[Requirement] The answer must be an exact copy of the lines from the one with "Transcribe this image's" to the last line of the entries below, both included, and must contain no pictures.

[Source information]
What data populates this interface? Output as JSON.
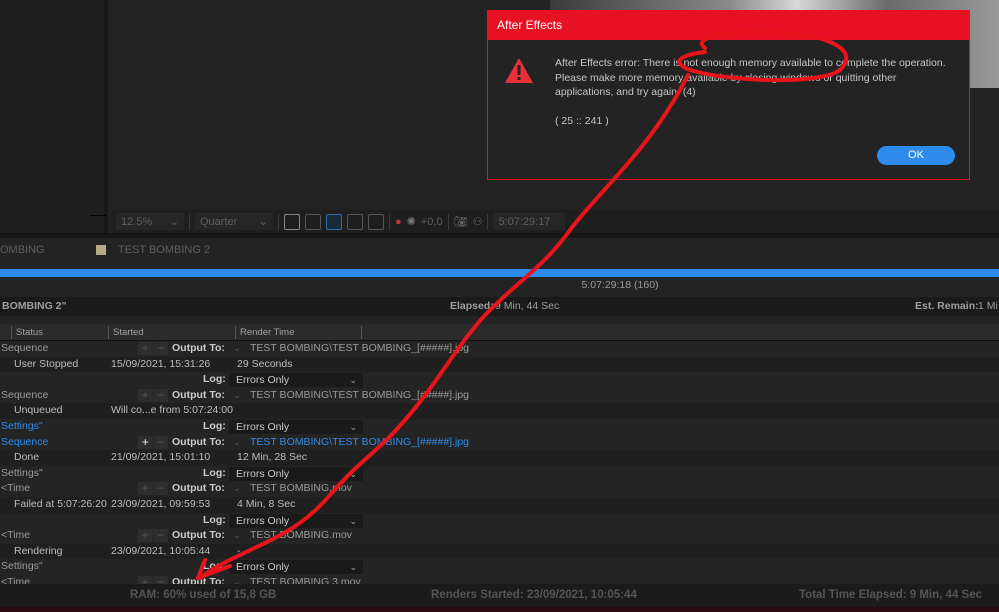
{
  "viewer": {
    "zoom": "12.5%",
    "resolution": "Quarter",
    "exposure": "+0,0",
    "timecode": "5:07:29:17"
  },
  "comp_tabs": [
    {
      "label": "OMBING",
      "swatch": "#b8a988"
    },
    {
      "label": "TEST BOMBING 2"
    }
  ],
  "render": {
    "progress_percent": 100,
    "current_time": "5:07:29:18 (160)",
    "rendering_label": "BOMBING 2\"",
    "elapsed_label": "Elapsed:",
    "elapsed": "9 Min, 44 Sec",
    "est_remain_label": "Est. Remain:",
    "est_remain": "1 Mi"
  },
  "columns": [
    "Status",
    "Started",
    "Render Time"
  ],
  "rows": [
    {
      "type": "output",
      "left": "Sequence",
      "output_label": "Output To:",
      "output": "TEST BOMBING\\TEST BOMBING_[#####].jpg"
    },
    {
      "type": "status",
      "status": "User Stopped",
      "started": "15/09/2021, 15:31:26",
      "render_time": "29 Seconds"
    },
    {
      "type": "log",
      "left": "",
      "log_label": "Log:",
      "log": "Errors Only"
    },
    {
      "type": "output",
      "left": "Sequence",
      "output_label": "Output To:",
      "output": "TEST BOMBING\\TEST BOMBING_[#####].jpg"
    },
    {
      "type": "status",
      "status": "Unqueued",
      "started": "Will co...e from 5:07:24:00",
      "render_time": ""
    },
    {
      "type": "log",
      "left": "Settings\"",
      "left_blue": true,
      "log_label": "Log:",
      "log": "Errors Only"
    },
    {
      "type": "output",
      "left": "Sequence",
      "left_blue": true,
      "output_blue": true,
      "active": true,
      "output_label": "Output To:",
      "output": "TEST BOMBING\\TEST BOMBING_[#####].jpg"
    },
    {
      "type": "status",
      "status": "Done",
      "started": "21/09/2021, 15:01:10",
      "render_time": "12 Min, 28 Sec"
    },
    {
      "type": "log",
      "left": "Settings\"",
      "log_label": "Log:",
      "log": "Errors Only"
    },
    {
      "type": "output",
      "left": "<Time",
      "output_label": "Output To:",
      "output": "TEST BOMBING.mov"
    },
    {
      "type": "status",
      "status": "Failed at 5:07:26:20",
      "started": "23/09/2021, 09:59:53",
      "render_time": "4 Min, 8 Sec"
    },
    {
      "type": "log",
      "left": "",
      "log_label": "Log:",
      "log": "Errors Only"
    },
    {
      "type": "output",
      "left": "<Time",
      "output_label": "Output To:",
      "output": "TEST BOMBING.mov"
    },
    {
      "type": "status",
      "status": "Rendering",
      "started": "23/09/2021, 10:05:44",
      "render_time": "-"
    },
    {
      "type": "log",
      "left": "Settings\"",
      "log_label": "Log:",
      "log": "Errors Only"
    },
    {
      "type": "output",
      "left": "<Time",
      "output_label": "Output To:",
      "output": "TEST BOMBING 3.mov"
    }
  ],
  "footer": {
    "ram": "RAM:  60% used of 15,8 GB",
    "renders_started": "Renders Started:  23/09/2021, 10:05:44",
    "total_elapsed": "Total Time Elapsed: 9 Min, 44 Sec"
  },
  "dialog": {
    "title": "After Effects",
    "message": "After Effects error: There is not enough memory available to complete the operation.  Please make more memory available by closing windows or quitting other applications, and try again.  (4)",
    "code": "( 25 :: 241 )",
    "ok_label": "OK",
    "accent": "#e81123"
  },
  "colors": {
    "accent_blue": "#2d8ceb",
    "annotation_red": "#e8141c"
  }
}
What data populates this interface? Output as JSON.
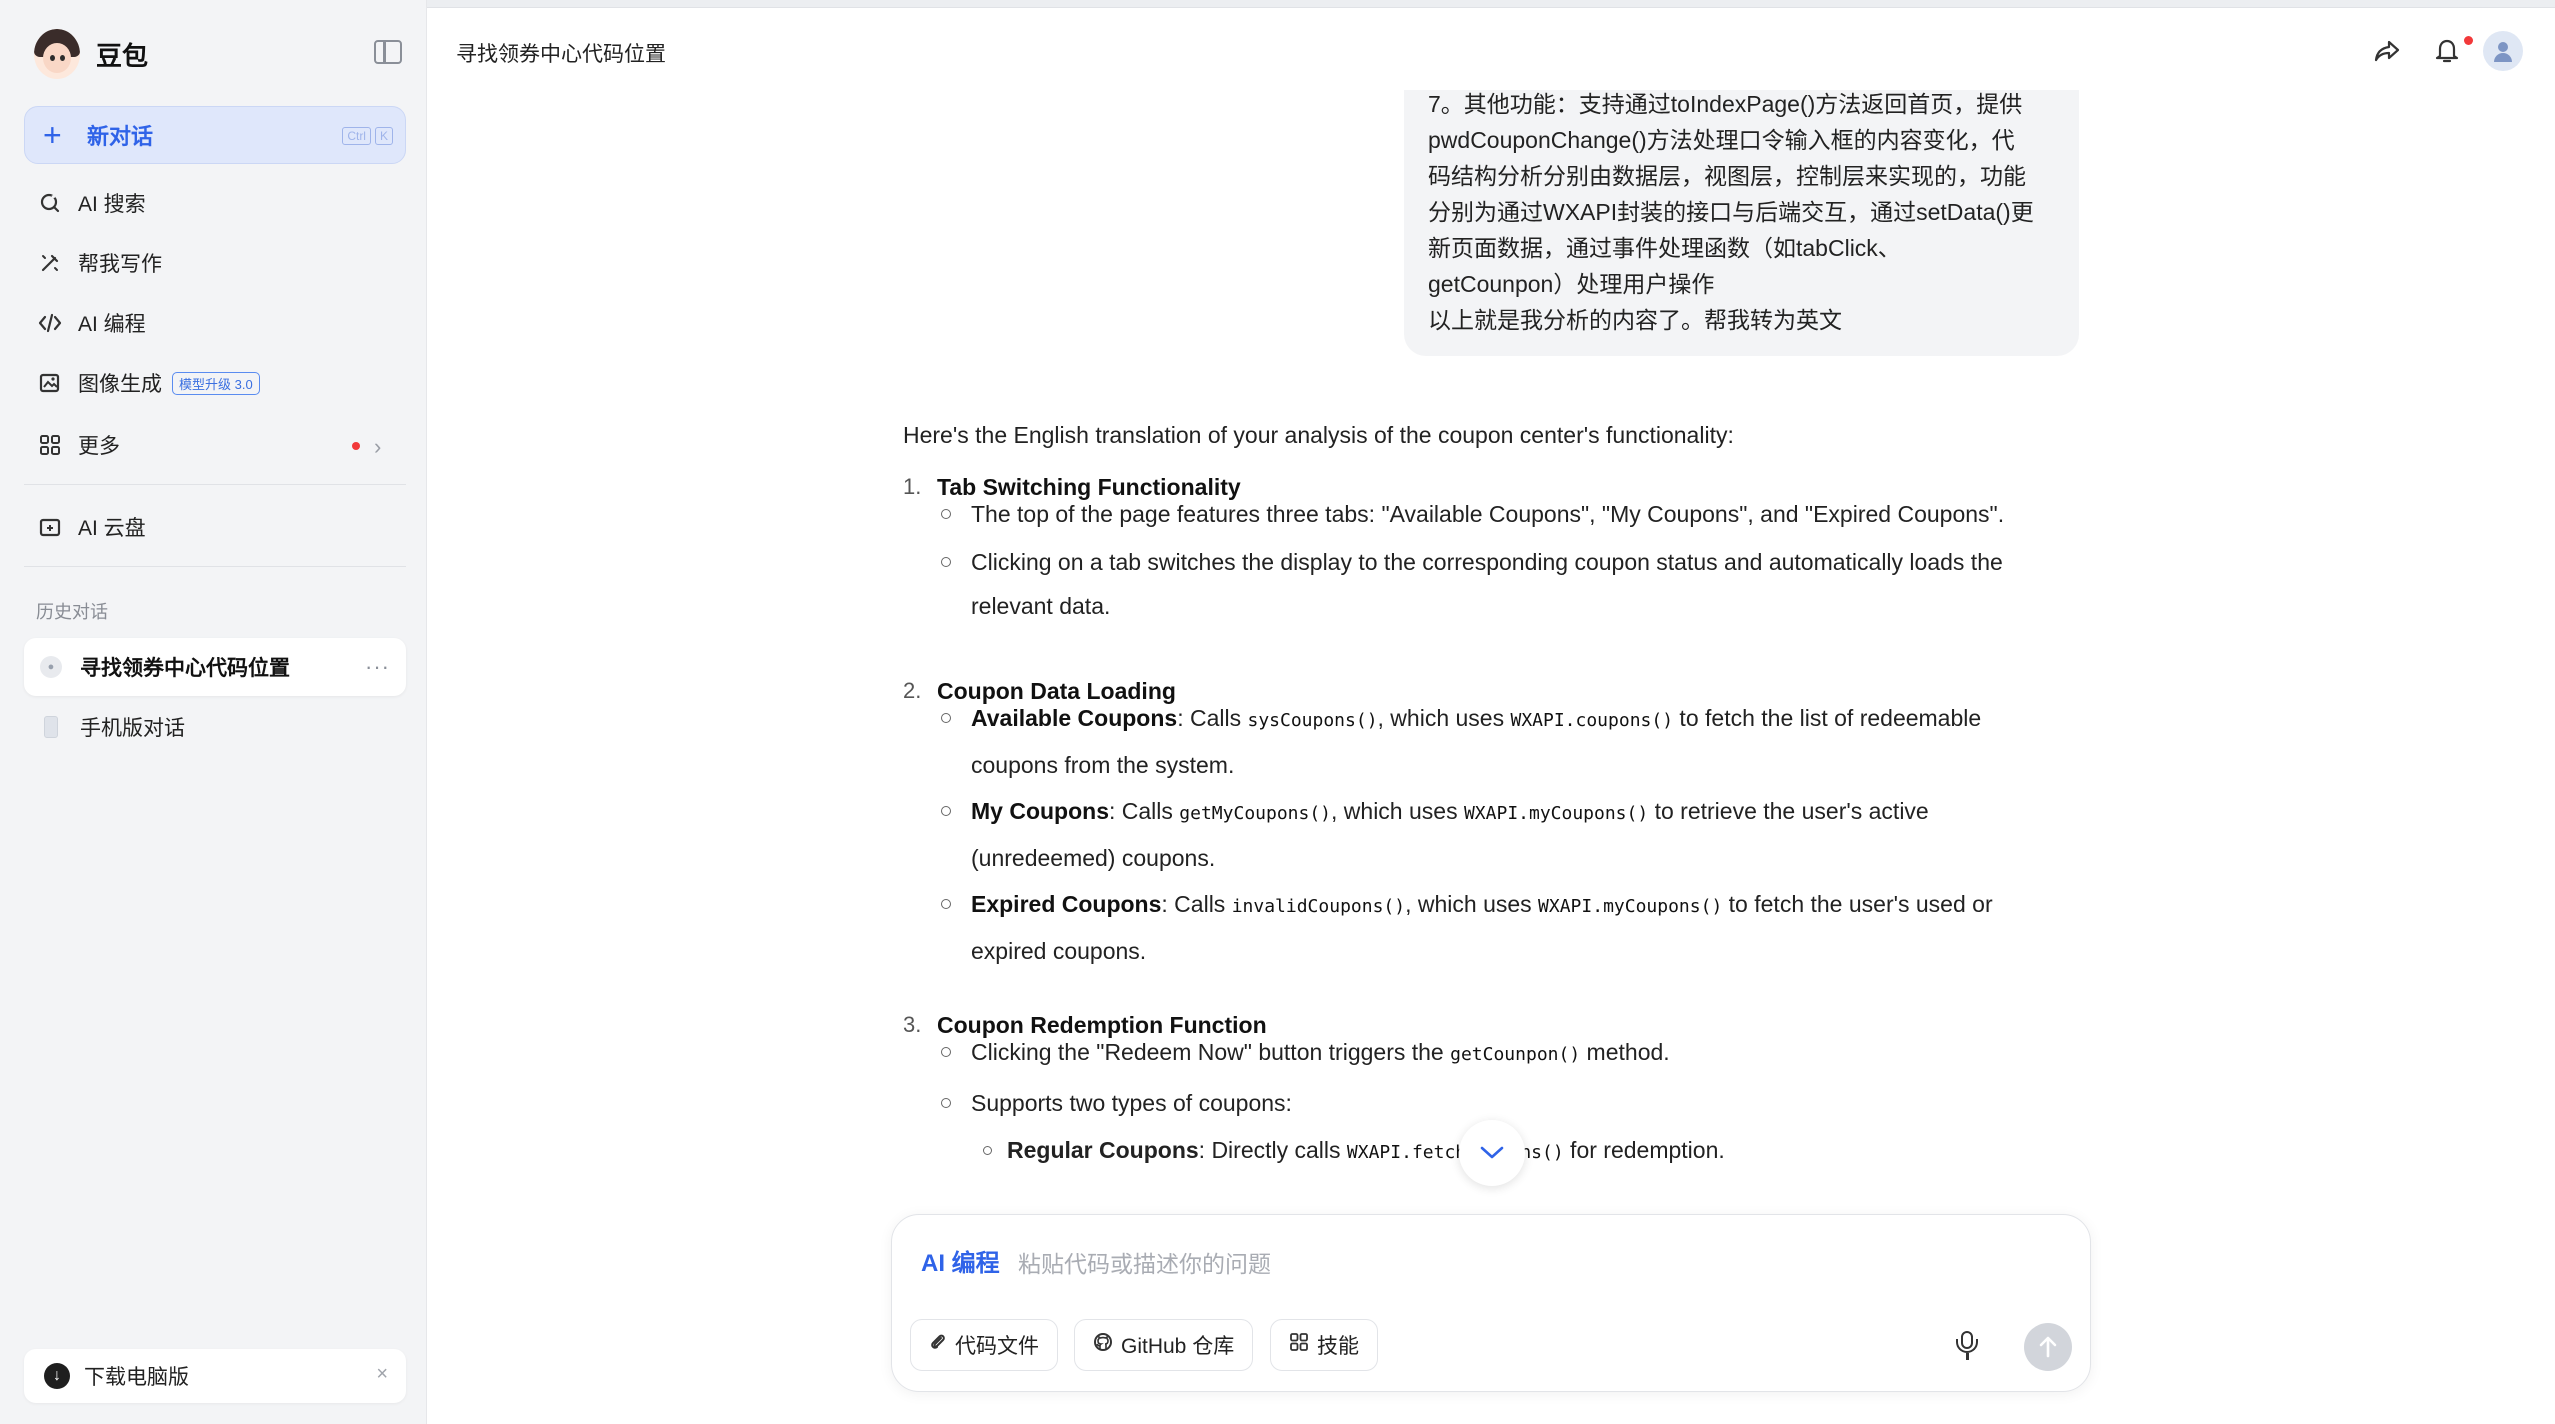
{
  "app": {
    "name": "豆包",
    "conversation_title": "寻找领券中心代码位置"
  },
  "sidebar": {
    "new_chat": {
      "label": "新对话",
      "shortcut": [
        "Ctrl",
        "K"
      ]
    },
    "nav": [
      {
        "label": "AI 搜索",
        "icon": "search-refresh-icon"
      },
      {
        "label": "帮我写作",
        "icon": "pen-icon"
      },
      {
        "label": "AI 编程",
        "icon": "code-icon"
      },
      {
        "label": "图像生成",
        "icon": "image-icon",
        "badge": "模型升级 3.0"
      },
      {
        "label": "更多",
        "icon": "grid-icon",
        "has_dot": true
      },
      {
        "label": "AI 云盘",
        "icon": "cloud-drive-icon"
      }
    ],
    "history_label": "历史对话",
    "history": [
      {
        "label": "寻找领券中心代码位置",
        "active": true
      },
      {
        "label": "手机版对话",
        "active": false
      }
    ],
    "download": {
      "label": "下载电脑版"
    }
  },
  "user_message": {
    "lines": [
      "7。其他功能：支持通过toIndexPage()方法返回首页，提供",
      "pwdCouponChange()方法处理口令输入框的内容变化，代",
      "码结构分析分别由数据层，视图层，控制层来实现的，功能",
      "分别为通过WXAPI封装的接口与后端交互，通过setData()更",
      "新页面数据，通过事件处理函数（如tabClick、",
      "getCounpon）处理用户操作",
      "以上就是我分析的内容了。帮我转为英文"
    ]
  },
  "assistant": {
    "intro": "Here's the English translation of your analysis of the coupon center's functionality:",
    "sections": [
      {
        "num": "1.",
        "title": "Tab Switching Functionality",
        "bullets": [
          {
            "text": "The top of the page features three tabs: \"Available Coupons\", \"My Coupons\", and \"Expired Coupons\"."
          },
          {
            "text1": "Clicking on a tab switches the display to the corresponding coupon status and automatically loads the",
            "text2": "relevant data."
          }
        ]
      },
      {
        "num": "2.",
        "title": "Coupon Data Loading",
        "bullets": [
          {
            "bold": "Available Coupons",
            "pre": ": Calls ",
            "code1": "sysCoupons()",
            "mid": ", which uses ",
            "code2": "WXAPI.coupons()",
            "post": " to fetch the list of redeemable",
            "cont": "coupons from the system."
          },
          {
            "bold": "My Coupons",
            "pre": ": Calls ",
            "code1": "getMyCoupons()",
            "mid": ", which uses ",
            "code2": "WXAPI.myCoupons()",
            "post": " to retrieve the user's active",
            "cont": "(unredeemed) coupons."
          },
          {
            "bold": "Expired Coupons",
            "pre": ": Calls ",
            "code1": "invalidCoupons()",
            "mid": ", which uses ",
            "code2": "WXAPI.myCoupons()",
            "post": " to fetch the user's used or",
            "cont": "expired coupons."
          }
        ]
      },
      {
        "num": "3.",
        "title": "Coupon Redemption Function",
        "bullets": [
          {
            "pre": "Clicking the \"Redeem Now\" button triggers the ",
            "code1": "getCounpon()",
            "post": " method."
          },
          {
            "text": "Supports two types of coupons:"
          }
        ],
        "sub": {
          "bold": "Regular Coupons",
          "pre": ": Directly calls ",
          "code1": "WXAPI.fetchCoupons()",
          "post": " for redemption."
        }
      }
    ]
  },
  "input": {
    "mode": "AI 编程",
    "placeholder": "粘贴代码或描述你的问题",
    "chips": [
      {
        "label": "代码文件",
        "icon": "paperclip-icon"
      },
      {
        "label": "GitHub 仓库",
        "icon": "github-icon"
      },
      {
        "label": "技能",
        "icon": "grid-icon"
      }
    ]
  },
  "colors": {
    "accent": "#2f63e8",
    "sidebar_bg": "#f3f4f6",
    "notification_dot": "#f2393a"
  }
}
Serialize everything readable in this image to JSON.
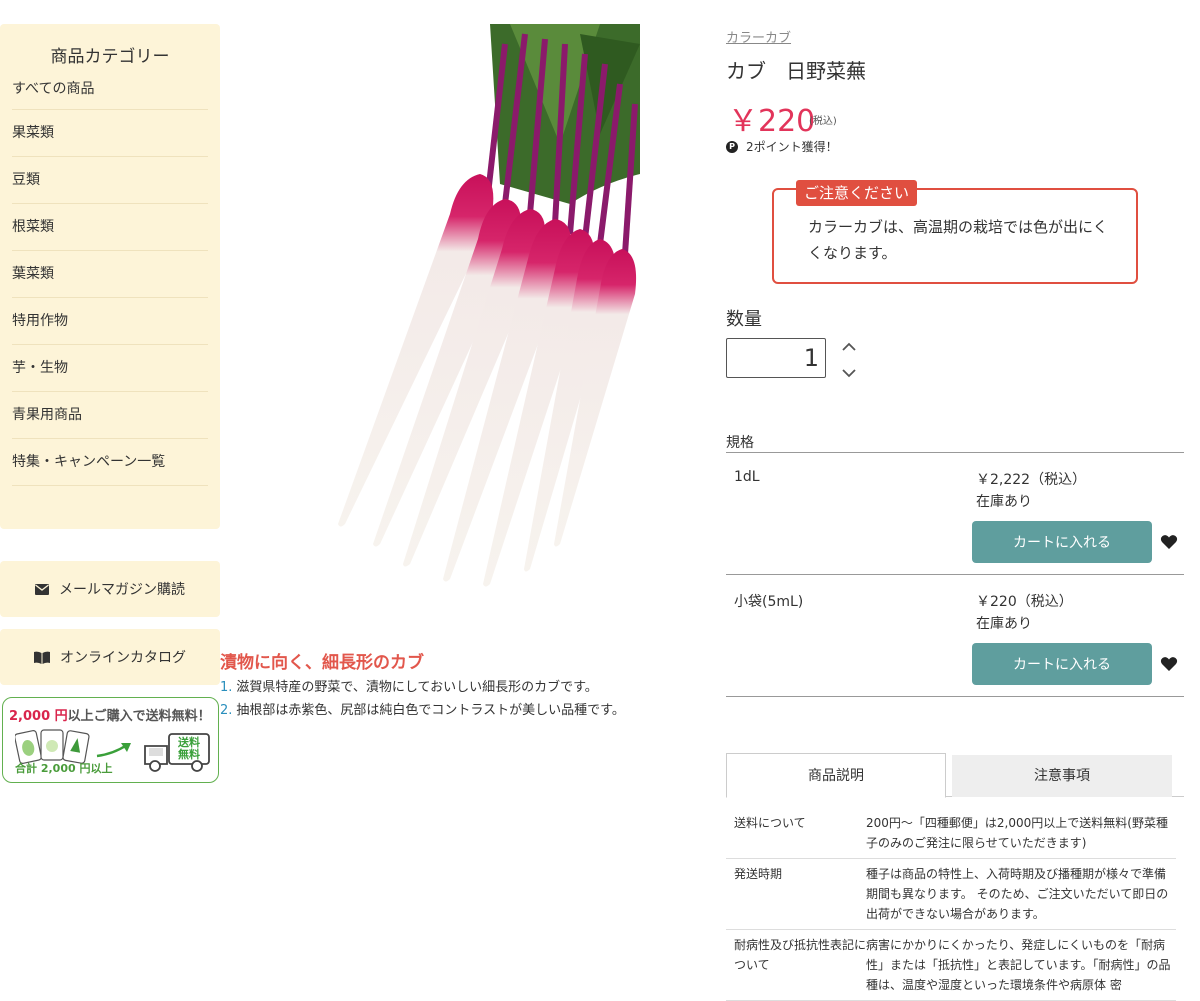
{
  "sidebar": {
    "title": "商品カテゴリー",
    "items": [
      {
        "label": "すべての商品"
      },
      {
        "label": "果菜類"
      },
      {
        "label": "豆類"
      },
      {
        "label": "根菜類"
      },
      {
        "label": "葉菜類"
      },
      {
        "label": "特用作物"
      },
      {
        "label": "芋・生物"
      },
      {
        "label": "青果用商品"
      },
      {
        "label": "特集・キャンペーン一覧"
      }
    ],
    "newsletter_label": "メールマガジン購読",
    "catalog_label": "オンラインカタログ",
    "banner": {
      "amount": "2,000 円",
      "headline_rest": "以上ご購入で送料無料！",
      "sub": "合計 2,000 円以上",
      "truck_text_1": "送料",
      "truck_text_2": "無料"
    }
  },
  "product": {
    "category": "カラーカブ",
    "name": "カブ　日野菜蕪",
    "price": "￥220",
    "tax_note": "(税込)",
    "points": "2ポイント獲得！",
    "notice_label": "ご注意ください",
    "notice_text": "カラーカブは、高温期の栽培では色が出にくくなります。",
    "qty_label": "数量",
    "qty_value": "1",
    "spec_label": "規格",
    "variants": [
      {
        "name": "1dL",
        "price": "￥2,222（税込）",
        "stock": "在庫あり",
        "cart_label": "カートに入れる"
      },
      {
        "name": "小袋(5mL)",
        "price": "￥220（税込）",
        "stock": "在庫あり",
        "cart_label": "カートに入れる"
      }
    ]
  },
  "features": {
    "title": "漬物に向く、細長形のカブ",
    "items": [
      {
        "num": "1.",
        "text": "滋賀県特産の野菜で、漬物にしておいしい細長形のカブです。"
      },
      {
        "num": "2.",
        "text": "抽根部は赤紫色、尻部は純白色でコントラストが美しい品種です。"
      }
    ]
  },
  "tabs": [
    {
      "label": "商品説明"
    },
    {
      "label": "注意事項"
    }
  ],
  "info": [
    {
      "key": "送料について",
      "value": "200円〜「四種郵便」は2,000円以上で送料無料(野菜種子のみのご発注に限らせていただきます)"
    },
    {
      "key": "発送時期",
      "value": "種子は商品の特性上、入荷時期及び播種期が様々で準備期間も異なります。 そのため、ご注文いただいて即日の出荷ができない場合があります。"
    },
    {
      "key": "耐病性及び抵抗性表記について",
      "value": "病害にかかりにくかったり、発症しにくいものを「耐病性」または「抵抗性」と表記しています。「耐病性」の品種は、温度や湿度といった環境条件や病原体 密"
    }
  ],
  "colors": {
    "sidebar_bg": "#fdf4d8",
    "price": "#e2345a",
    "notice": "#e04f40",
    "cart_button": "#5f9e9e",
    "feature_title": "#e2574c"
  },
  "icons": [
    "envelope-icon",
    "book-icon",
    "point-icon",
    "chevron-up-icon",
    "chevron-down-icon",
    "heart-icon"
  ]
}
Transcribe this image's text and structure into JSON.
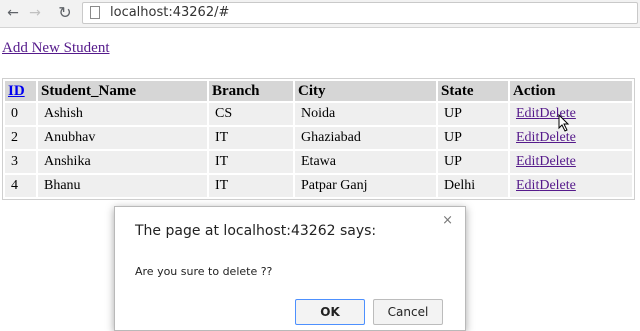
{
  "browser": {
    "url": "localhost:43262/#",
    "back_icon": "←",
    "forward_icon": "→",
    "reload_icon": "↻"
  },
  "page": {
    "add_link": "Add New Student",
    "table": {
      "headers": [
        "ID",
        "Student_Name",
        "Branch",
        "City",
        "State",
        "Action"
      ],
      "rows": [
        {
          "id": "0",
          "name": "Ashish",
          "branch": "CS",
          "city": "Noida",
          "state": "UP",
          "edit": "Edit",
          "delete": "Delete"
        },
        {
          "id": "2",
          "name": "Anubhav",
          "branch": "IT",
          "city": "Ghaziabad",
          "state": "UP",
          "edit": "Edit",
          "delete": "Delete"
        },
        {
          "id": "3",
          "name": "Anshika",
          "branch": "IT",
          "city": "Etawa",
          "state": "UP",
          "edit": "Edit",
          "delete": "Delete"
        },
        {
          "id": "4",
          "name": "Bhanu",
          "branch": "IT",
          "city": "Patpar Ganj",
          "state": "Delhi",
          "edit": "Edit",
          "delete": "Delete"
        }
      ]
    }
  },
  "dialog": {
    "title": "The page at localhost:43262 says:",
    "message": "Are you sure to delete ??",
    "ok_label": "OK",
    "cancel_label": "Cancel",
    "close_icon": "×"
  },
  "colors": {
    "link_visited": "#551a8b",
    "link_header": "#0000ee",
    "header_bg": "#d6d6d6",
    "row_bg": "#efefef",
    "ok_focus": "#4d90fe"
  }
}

[Result of this exercise]
Transcribe this image's text and structure into JSON.
{
  "browser": {
    "url": "localhost:43262/#",
    "back_icon": "←",
    "forward_icon": "→",
    "reload_icon": "↻"
  },
  "page": {
    "add_link": "Add New Student",
    "table": {
      "headers": [
        "ID",
        "Student_Name",
        "Branch",
        "City",
        "State",
        "Action"
      ],
      "rows": [
        {
          "id": "0",
          "name": "Ashish",
          "branch": "CS",
          "city": "Noida",
          "state": "UP",
          "edit": "Edit",
          "delete": "Delete"
        },
        {
          "id": "2",
          "name": "Anubhav",
          "branch": "IT",
          "city": "Ghaziabad",
          "state": "UP",
          "edit": "Edit",
          "delete": "Delete"
        },
        {
          "id": "3",
          "name": "Anshika",
          "branch": "IT",
          "city": "Etawa",
          "state": "UP",
          "edit": "Edit",
          "delete": "Delete"
        },
        {
          "id": "4",
          "name": "Bhanu",
          "branch": "IT",
          "city": "Patpar Ganj",
          "state": "Delhi",
          "edit": "Edit",
          "delete": "Delete"
        }
      ]
    }
  },
  "dialog": {
    "title": "The page at localhost:43262 says:",
    "message": "Are you sure to delete ??",
    "ok_label": "OK",
    "cancel_label": "Cancel",
    "close_icon": "×"
  },
  "colors": {
    "link_visited": "#551a8b",
    "link_header": "#0000ee",
    "header_bg": "#d6d6d6",
    "row_bg": "#efefef",
    "ok_focus": "#4d90fe"
  }
}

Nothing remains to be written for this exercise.